SUPPLIED INFORMATION section start

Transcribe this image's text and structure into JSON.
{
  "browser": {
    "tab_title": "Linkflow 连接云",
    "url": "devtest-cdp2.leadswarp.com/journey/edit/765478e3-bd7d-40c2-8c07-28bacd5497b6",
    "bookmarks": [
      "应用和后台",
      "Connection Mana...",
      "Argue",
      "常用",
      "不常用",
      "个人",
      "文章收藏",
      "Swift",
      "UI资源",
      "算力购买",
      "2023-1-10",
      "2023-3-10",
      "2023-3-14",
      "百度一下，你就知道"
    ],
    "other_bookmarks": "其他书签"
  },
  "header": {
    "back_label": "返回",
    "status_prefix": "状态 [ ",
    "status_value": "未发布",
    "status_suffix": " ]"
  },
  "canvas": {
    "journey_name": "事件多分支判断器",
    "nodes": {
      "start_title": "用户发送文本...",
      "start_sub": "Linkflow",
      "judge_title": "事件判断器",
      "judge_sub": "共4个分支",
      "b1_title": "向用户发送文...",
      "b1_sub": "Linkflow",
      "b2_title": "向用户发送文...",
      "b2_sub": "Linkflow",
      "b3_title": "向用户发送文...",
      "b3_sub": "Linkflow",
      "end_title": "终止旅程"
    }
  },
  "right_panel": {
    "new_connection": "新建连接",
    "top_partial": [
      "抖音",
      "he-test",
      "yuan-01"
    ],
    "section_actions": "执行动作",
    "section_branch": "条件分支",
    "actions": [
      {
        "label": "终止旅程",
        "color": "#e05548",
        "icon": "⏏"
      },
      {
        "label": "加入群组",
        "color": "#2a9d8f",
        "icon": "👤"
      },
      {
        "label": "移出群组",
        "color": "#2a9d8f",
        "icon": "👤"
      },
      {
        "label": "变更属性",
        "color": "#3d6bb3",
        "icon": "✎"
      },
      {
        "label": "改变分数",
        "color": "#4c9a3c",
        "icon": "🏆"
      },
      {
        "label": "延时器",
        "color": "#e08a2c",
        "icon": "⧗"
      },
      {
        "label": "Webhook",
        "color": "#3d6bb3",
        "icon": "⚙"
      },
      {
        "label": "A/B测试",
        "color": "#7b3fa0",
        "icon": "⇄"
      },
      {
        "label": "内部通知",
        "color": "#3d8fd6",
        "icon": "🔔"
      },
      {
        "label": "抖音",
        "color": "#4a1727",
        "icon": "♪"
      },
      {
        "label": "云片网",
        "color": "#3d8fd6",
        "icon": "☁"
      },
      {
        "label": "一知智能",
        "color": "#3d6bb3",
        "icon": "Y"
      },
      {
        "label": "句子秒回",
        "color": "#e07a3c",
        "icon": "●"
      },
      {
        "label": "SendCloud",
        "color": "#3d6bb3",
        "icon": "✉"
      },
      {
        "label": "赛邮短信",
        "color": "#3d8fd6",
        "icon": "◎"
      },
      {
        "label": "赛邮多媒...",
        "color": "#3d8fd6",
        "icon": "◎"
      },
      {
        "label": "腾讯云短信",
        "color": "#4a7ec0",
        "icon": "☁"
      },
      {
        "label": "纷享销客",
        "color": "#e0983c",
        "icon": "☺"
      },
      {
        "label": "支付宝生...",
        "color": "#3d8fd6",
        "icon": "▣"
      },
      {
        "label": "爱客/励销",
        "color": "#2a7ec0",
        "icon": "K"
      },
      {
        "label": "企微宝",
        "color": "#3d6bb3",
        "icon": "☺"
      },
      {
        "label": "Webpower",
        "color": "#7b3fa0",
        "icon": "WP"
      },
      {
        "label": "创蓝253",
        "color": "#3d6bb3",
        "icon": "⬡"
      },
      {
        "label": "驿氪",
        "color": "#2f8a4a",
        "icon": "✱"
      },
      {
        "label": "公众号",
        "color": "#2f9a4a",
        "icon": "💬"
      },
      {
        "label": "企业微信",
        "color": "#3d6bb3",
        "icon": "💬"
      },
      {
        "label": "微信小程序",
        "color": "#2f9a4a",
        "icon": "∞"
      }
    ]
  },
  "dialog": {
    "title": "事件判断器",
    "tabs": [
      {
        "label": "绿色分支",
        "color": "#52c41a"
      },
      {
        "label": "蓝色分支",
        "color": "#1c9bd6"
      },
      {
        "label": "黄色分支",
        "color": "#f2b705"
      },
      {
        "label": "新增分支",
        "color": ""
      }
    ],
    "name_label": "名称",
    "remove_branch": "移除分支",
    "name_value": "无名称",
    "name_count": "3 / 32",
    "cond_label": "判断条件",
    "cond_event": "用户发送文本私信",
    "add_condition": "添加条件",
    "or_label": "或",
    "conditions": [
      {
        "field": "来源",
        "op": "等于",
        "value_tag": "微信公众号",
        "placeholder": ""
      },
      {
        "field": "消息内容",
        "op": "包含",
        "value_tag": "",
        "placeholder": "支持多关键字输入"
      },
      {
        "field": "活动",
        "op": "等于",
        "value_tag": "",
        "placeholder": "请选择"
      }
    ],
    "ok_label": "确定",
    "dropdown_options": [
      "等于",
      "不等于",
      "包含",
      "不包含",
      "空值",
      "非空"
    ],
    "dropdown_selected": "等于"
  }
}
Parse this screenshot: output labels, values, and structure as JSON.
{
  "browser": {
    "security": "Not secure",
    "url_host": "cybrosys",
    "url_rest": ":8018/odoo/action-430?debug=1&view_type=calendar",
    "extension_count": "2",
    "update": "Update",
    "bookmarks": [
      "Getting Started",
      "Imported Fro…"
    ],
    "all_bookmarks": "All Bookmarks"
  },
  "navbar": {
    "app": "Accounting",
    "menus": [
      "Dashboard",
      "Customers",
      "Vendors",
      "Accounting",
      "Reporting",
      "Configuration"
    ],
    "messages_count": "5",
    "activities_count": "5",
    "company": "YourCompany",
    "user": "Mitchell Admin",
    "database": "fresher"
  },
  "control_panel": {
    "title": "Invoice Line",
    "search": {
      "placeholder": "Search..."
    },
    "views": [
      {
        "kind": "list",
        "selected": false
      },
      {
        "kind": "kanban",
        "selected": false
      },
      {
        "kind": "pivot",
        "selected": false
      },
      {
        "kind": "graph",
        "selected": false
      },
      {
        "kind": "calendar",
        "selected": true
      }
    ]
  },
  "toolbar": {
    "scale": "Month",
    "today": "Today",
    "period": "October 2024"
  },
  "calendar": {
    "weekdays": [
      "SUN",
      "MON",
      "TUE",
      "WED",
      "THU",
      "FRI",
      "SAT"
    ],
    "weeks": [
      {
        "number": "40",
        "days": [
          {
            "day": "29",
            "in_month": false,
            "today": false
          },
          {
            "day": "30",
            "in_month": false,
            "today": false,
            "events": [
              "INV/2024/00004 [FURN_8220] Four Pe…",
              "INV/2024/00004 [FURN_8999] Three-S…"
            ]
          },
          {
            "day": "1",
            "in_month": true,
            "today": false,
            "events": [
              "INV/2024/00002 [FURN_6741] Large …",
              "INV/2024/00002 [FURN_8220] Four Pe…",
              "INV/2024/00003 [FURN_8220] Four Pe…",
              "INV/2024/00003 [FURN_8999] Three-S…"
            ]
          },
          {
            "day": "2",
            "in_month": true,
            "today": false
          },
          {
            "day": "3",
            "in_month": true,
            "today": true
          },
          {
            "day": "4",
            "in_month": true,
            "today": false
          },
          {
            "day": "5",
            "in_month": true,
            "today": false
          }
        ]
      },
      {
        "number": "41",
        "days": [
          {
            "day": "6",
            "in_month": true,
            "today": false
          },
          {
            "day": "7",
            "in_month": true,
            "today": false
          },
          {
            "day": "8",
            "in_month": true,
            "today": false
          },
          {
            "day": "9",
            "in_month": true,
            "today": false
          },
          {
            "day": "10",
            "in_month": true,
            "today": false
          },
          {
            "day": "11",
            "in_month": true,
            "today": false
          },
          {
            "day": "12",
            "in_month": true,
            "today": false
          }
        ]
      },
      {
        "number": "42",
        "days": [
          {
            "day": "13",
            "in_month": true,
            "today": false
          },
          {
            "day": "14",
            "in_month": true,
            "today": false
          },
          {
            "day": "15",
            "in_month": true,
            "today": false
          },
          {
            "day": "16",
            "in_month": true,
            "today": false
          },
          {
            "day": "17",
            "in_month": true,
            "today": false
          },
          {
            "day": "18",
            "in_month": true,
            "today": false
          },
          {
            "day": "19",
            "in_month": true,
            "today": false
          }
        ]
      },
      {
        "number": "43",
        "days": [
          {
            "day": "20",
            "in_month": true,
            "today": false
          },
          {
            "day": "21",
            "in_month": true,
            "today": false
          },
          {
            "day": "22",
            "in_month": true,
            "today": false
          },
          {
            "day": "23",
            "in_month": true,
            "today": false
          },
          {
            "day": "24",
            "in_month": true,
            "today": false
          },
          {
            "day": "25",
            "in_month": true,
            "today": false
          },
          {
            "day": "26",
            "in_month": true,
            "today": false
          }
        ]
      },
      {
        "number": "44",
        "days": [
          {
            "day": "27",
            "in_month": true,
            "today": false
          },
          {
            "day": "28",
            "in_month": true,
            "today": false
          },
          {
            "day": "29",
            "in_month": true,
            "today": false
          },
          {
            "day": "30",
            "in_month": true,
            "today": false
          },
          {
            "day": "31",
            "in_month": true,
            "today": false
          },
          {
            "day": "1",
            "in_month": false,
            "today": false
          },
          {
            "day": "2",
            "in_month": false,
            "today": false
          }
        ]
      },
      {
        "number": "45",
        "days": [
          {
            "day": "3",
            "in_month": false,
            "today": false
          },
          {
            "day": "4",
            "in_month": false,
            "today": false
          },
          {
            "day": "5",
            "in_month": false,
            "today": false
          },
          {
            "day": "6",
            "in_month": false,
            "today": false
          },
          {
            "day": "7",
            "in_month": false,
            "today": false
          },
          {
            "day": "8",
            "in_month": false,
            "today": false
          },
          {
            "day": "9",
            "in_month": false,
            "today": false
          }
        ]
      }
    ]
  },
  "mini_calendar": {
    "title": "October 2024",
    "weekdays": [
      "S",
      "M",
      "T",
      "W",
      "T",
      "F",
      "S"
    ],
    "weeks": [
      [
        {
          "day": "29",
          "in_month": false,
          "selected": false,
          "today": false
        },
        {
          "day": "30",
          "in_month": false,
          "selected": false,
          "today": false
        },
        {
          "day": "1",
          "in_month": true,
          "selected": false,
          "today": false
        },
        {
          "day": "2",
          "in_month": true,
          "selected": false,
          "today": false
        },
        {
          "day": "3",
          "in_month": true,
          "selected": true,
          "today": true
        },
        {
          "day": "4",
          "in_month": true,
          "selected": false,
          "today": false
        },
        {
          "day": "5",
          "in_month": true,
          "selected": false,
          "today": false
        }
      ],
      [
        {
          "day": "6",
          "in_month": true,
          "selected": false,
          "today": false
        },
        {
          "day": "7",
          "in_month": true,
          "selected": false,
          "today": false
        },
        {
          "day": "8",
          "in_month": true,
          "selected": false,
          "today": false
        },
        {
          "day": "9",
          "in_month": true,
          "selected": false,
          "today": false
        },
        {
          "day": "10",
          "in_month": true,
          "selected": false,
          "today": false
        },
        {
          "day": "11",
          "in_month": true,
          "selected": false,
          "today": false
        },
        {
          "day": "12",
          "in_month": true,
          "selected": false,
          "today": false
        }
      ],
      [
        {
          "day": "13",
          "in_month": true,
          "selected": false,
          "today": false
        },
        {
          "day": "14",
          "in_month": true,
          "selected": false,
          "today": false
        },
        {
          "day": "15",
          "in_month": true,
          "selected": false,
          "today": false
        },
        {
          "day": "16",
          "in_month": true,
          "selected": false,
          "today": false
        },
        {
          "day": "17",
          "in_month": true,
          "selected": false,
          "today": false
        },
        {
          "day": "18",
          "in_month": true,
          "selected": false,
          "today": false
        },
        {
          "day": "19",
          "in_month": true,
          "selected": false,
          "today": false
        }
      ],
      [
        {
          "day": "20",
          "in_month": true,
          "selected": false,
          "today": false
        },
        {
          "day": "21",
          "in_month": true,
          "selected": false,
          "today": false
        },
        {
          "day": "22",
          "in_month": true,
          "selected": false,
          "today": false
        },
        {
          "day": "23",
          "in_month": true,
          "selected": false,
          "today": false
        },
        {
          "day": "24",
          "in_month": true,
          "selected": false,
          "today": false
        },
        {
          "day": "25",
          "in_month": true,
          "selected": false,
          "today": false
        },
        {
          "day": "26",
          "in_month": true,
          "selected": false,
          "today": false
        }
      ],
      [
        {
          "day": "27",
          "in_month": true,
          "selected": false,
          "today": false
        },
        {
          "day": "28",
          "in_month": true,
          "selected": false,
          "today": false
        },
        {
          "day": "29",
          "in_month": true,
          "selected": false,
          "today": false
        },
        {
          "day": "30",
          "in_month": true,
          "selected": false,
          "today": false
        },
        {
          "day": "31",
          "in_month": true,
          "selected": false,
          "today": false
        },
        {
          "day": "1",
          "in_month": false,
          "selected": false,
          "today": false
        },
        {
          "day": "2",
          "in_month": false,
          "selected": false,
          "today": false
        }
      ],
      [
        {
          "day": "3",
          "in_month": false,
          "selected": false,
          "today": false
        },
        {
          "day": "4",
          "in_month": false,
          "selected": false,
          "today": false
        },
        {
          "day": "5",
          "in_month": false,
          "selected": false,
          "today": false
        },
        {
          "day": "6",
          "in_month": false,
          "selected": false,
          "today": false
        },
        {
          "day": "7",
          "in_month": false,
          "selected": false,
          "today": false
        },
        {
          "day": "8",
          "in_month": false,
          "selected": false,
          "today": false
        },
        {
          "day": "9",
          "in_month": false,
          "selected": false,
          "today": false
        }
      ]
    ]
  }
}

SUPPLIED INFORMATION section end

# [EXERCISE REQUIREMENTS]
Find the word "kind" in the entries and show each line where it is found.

# [TASK RESULT]
        "kind": "list",
        "kind": "kanban",
        "kind": "pivot",
        "kind": "graph",
        "kind": "calendar",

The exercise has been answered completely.